> _Assignment_
Nothing in the records that follow should differ once you have copied them out.

......

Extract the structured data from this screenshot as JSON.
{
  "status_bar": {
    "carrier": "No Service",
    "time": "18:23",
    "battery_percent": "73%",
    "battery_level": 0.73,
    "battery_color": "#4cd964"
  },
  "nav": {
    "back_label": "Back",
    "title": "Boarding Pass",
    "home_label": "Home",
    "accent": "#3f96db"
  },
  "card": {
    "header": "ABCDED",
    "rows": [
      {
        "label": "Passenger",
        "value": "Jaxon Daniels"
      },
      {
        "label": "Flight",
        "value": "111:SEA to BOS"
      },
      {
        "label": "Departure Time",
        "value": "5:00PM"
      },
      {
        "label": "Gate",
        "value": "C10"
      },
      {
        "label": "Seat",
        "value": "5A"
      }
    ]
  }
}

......

> _The answer_
Extract the structured data from this screenshot as JSON.
{
  "status_bar": {
    "carrier": "No Service",
    "time": "18:23",
    "battery_percent": "73%",
    "battery_level": 0.73,
    "battery_color": "#4cd964"
  },
  "nav": {
    "back_label": "Back",
    "title": "Boarding Pass",
    "home_label": "Home",
    "accent": "#3f96db"
  },
  "card": {
    "header": "ABCDED",
    "rows": [
      {
        "label": "Passenger",
        "value": "Jaxon Daniels"
      },
      {
        "label": "Flight",
        "value": "111:SEA to BOS"
      },
      {
        "label": "Departure Time",
        "value": "5:00PM"
      },
      {
        "label": "Gate",
        "value": "C10"
      },
      {
        "label": "Seat",
        "value": "5A"
      }
    ]
  }
}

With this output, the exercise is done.